Output the full listing below, keeping each line exact.
START Information shown
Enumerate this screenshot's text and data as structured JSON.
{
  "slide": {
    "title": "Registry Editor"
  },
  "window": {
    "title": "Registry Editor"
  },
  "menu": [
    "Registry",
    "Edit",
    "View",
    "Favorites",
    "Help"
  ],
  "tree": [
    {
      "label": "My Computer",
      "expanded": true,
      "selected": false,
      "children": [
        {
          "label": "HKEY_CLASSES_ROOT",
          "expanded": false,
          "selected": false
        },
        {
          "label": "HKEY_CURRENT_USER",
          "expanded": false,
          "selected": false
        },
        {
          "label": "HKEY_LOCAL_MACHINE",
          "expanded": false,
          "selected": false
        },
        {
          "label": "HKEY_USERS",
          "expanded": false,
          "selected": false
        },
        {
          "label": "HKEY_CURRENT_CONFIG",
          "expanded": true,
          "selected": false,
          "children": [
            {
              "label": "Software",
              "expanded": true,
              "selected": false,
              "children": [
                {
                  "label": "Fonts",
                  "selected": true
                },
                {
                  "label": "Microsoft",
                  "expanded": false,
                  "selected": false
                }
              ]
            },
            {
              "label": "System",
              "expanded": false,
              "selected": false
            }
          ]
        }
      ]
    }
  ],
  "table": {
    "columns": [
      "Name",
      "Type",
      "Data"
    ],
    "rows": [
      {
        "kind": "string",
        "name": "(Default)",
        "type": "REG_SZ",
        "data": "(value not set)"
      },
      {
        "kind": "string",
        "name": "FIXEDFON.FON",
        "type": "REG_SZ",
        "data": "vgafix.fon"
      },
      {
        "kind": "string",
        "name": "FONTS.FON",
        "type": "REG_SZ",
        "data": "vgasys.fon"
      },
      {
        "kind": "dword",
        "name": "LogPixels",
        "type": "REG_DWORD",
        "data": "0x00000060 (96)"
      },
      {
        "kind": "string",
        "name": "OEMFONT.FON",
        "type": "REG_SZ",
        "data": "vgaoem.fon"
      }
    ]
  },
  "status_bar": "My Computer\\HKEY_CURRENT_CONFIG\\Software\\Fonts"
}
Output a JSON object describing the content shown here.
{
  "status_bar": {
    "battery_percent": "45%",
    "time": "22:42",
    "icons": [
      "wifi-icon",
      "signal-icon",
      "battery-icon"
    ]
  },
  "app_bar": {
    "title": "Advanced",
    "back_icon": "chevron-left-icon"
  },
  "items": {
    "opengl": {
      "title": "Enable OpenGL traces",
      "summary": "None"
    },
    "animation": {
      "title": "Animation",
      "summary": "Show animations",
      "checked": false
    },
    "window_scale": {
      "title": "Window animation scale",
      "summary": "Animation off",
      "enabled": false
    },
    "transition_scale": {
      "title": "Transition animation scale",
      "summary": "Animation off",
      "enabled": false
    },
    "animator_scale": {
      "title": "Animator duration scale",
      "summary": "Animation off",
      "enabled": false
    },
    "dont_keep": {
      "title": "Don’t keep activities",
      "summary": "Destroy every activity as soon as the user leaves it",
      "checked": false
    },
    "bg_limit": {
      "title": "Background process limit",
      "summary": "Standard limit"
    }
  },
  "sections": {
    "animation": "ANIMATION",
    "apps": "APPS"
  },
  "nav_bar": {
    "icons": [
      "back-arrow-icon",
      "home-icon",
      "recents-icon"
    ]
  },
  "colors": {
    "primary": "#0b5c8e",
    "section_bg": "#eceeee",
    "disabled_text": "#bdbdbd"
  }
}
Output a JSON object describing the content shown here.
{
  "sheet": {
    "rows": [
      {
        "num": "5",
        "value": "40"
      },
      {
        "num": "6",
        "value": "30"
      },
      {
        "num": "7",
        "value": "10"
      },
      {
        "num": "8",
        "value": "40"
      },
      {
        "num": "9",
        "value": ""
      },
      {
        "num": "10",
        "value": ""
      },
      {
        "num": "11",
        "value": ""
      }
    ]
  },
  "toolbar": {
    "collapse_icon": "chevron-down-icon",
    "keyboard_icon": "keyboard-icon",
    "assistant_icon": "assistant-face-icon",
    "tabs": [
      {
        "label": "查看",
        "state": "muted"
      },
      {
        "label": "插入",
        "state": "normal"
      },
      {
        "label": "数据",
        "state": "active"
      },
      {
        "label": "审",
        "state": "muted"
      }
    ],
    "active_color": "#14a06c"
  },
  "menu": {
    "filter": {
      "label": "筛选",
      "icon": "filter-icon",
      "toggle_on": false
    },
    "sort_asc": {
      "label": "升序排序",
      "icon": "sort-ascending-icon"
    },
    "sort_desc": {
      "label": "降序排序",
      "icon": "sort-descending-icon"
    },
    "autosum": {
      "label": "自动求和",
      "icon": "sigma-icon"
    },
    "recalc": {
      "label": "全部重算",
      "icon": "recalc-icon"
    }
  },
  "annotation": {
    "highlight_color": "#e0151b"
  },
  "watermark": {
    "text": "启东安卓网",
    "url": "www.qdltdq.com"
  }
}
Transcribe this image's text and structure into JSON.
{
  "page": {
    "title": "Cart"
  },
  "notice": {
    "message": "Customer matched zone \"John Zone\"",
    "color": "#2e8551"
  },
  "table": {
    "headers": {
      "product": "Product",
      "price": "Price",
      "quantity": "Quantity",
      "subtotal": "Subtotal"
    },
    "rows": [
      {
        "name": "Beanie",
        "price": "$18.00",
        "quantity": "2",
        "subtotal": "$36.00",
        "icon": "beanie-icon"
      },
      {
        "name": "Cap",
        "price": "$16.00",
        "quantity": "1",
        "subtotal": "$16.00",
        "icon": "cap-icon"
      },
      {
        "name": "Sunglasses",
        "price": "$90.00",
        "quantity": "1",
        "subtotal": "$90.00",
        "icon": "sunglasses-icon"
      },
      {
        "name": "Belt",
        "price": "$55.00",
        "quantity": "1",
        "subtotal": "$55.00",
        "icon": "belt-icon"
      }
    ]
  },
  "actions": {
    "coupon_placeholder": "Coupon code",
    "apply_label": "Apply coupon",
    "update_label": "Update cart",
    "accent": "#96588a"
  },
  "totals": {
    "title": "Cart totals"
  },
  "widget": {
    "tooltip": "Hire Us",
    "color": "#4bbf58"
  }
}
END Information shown
- **Task solution**:
Enumerate this screenshot's text and data as structured JSON.
{
  "slide": {
    "title": "Registry Editor"
  },
  "window": {
    "title": "Registry Editor"
  },
  "menu": [
    "Registry",
    "Edit",
    "View",
    "Favorites",
    "Help"
  ],
  "tree": [
    {
      "label": "My Computer",
      "expanded": true,
      "selected": false,
      "children": [
        {
          "label": "HKEY_CLASSES_ROOT",
          "expanded": false,
          "selected": false
        },
        {
          "label": "HKEY_CURRENT_USER",
          "expanded": false,
          "selected": false
        },
        {
          "label": "HKEY_LOCAL_MACHINE",
          "expanded": false,
          "selected": false
        },
        {
          "label": "HKEY_USERS",
          "expanded": false,
          "selected": false
        },
        {
          "label": "HKEY_CURRENT_CONFIG",
          "expanded": true,
          "selected": false,
          "children": [
            {
              "label": "Software",
              "expanded": true,
              "selected": false,
              "children": [
                {
                  "label": "Fonts",
                  "selected": true
                },
                {
                  "label": "Microsoft",
                  "expanded": false,
                  "selected": false
                }
              ]
            },
            {
              "label": "System",
              "expanded": false,
              "selected": false
            }
          ]
        }
      ]
    }
  ],
  "table": {
    "columns": [
      "Name",
      "Type",
      "Data"
    ],
    "rows": [
      {
        "kind": "string",
        "name": "(Default)",
        "type": "REG_SZ",
        "data": "(value not set)"
      },
      {
        "kind": "string",
        "name": "FIXEDFON.FON",
        "type": "REG_SZ",
        "data": "vgafix.fon"
      },
      {
        "kind": "string",
        "name": "FONTS.FON",
        "type": "REG_SZ",
        "data": "vgasys.fon"
      },
      {
        "kind": "dword",
        "name": "LogPixels",
        "type": "REG_DWORD",
        "data": "0x00000060 (96)"
      },
      {
        "kind": "string",
        "name": "OEMFONT.FON",
        "type": "REG_SZ",
        "data": "vgaoem.fon"
      }
    ]
  },
  "status_bar": "My Computer\\HKEY_CURRENT_CONFIG\\Software\\Fonts"
}
Output a JSON object describing the content shown here.
{
  "status_bar": {
    "battery_percent": "45%",
    "time": "22:42",
    "icons": [
      "wifi-icon",
      "signal-icon",
      "battery-icon"
    ]
  },
  "app_bar": {
    "title": "Advanced",
    "back_icon": "chevron-left-icon"
  },
  "items": {
    "opengl": {
      "title": "Enable OpenGL traces",
      "summary": "None"
    },
    "animation": {
      "title": "Animation",
      "summary": "Show animations",
      "checked": false
    },
    "window_scale": {
      "title": "Window animation scale",
      "summary": "Animation off",
      "enabled": false
    },
    "transition_scale": {
      "title": "Transition animation scale",
      "summary": "Animation off",
      "enabled": false
    },
    "animator_scale": {
      "title": "Animator duration scale",
      "summary": "Animation off",
      "enabled": false
    },
    "dont_keep": {
      "title": "Don’t keep activities",
      "summary": "Destroy every activity as soon as the user leaves it",
      "checked": false
    },
    "bg_limit": {
      "title": "Background process limit",
      "summary": "Standard limit"
    }
  },
  "sections": {
    "animation": "ANIMATION",
    "apps": "APPS"
  },
  "nav_bar": {
    "icons": [
      "back-arrow-icon",
      "home-icon",
      "recents-icon"
    ]
  },
  "colors": {
    "primary": "#0b5c8e",
    "section_bg": "#eceeee",
    "disabled_text": "#bdbdbd"
  }
}
Output a JSON object describing the content shown here.
{
  "sheet": {
    "rows": [
      {
        "num": "5",
        "value": "40"
      },
      {
        "num": "6",
        "value": "30"
      },
      {
        "num": "7",
        "value": "10"
      },
      {
        "num": "8",
        "value": "40"
      },
      {
        "num": "9",
        "value": ""
      },
      {
        "num": "10",
        "value": ""
      },
      {
        "num": "11",
        "value": ""
      }
    ]
  },
  "toolbar": {
    "collapse_icon": "chevron-down-icon",
    "keyboard_icon": "keyboard-icon",
    "assistant_icon": "assistant-face-icon",
    "tabs": [
      {
        "label": "查看",
        "state": "muted"
      },
      {
        "label": "插入",
        "state": "normal"
      },
      {
        "label": "数据",
        "state": "active"
      },
      {
        "label": "审",
        "state": "muted"
      }
    ],
    "active_color": "#14a06c"
  },
  "menu": {
    "filter": {
      "label": "筛选",
      "icon": "filter-icon",
      "toggle_on": false
    },
    "sort_asc": {
      "label": "升序排序",
      "icon": "sort-ascending-icon"
    },
    "sort_desc": {
      "label": "降序排序",
      "icon": "sort-descending-icon"
    },
    "autosum": {
      "label": "自动求和",
      "icon": "sigma-icon"
    },
    "recalc": {
      "label": "全部重算",
      "icon": "recalc-icon"
    }
  },
  "annotation": {
    "highlight_color": "#e0151b"
  },
  "watermark": {
    "text": "启东安卓网",
    "url": "www.qdltdq.com"
  }
}
Transcribe this image's text and structure into JSON.
{
  "page": {
    "title": "Cart"
  },
  "notice": {
    "message": "Customer matched zone \"John Zone\"",
    "color": "#2e8551"
  },
  "table": {
    "headers": {
      "product": "Product",
      "price": "Price",
      "quantity": "Quantity",
      "subtotal": "Subtotal"
    },
    "rows": [
      {
        "name": "Beanie",
        "price": "$18.00",
        "quantity": "2",
        "subtotal": "$36.00",
        "icon": "beanie-icon"
      },
      {
        "name": "Cap",
        "price": "$16.00",
        "quantity": "1",
        "subtotal": "$16.00",
        "icon": "cap-icon"
      },
      {
        "name": "Sunglasses",
        "price": "$90.00",
        "quantity": "1",
        "subtotal": "$90.00",
        "icon": "sunglasses-icon"
      },
      {
        "name": "Belt",
        "price": "$55.00",
        "quantity": "1",
        "subtotal": "$55.00",
        "icon": "belt-icon"
      }
    ]
  },
  "actions": {
    "coupon_placeholder": "Coupon code",
    "apply_label": "Apply coupon",
    "update_label": "Update cart",
    "accent": "#96588a"
  },
  "totals": {
    "title": "Cart totals"
  },
  "widget": {
    "tooltip": "Hire Us",
    "color": "#4bbf58"
  }
}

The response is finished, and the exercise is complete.